I was laying there thinking, hmmm, maybe Clayton is 10 and they’ve been playing soccer together for 5 years and one would expect him to know better.  Curiosity finally got the best of me and I got up to look.  It turned out Clayton was a scrawny little 4 year old in a floppy sunhat.

What is it with these Type A parents?  Maybe Clayton’s Dad could have taken more of a “show me what you can do with your feet!” kind of approach.  Rather than losing it with him.  Over soccer.

And my son’s a five year old in soccer, I see it all the time.  There is a wide range of kids and knowledge and ability and interest. 

There are the ones who want to examine the grass or the cloud formations instead of running after the ball.  There are the little keener dudes who are right in there.  And some of the keeners do great and there are others who get hurt at least twice a game and take a cry break.  My son is more of a run around near the ball having a great time, but not actually pushing himself in there to kick it.  You can read a lot about a kid’s personality by watching them in soccer.

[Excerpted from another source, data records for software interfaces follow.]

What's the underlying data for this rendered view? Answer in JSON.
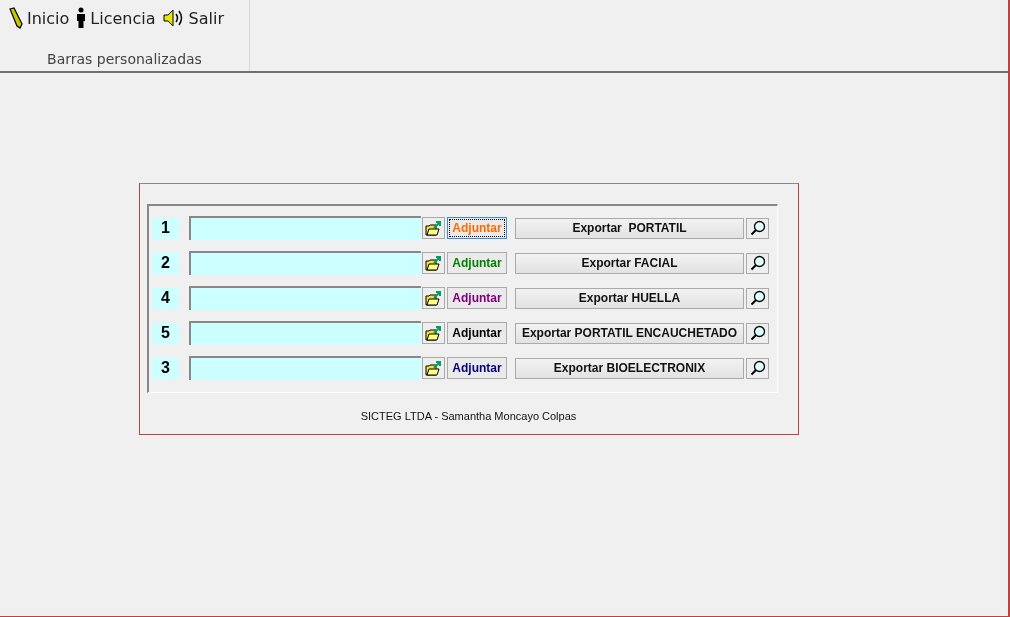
{
  "toolbar": {
    "buttons": [
      {
        "kind": "pencil",
        "label": "Inicio"
      },
      {
        "kind": "person",
        "label": "Licencia"
      },
      {
        "kind": "speaker",
        "label": "Salir"
      }
    ],
    "group_label": "Barras personalizadas"
  },
  "rows": [
    {
      "number": "1",
      "attach_label": "Adjuntar",
      "color": "#ff6a00",
      "focused": true,
      "export_label": "Exportar  PORTATIL"
    },
    {
      "number": "2",
      "attach_label": "Adjuntar",
      "color": "#008000",
      "focused": false,
      "export_label": "Exportar FACIAL"
    },
    {
      "number": "4",
      "attach_label": "Adjuntar",
      "color": "#800080",
      "focused": false,
      "export_label": "Exportar HUELLA"
    },
    {
      "number": "5",
      "attach_label": "Adjuntar",
      "color": "#000000",
      "focused": false,
      "export_label": "Exportar PORTATIL ENCAUCHETADO"
    },
    {
      "number": "3",
      "attach_label": "Adjuntar",
      "color": "#000080",
      "focused": false,
      "export_label": "Exportar BIOELECTRONIX"
    }
  ],
  "footer": "SICTEG LTDA - Samantha Moncayo Colpas"
}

And the parents are either enjoying the soccer playing kid they have or trying hard to make him different.  Like Clayton’s Dad.

It’s been a theme for me lately.  I’ve been letting go so much with parenting.  Angus, the five year old is at the stage where he wants to question everything and push every boundary.  The other night, just a silly example, he was heading to the bathroom before bed and wanted to wear my flip flops.  I immediately said no, they were my shoes and then he reacted and then I thought – Corilee!  give him the freakin’ shoes!  Give him all your shoes!!  Empty out the closet!  Why not?  Especially if it’ll get him to bed. 

I always thought I’d be an easy going parent with the nutty things kids want to do (wear mitts to school in May etc.).  But my first response usually relates to the reasons why not.   When really, if it doesn’t hurt him or destroy my shoes or his mitts, why not? 

I want to be the kind of parent that lets the Claytons of the world figure out how to play soccer with their feet in their own time.  I want to be the parent that doesn’t demand it has to be today.  I want to be the parent who can keep cool even when I feel like they *should* know how to do it different.  I want to be the kind of parent who gives up her shoes without thinking about it.